Exercise details: Go over the data and keep only the lines that include "kind".

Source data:

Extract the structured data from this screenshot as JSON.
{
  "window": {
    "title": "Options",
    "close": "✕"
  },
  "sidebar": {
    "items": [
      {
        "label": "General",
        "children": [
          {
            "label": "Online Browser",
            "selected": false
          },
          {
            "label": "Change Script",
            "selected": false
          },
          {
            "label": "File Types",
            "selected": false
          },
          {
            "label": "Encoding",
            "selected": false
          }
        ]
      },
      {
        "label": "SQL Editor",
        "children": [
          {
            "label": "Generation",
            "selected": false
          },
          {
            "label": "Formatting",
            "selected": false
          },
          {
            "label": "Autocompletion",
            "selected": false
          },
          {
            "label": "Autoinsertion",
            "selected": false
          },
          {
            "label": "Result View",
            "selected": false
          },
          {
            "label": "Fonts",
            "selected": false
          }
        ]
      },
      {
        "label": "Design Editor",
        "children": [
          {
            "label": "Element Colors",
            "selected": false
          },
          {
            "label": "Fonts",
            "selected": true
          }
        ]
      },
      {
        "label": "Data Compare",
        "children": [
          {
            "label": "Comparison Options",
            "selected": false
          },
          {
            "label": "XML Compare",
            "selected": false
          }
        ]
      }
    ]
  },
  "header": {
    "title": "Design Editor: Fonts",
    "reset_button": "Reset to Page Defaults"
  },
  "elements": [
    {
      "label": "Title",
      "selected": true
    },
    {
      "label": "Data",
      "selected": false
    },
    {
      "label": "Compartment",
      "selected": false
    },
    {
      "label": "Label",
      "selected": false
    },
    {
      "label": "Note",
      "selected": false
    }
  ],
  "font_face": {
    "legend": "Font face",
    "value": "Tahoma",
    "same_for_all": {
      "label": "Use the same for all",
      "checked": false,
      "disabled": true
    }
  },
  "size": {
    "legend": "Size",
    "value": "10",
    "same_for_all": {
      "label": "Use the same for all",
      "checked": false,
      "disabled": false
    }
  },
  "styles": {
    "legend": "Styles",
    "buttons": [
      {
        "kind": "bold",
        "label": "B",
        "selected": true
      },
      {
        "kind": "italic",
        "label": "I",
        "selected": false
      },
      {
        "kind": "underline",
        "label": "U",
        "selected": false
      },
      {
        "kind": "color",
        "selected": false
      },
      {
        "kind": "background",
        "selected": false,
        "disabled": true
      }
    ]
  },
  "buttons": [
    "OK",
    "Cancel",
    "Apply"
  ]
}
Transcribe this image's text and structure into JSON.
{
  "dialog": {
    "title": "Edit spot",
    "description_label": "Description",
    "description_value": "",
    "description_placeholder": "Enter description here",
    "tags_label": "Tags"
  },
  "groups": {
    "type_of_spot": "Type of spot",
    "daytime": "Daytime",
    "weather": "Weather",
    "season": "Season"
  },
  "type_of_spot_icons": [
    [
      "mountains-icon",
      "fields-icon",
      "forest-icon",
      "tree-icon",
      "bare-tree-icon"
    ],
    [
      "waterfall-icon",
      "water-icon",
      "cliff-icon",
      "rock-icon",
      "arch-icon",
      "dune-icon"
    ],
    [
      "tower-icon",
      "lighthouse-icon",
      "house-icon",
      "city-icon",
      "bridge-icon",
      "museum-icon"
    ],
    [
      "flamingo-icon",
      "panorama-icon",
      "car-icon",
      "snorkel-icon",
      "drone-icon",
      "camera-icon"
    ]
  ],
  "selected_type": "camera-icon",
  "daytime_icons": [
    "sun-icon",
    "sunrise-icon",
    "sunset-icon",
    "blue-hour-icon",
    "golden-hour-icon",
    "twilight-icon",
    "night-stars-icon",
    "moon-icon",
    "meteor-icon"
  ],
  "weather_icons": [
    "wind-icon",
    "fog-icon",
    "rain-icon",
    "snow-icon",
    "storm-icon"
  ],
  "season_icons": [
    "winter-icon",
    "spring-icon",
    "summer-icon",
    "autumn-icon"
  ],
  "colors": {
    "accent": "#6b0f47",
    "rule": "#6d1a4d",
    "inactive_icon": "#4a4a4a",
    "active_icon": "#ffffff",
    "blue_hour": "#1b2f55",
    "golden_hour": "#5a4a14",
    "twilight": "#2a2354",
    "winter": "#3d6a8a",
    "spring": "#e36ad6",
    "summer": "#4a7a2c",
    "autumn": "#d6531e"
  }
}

Response to this exercise:
        "kind": "bold",
        "kind": "italic",
        "kind": "underline",
        "kind": "color",
        "kind": "background",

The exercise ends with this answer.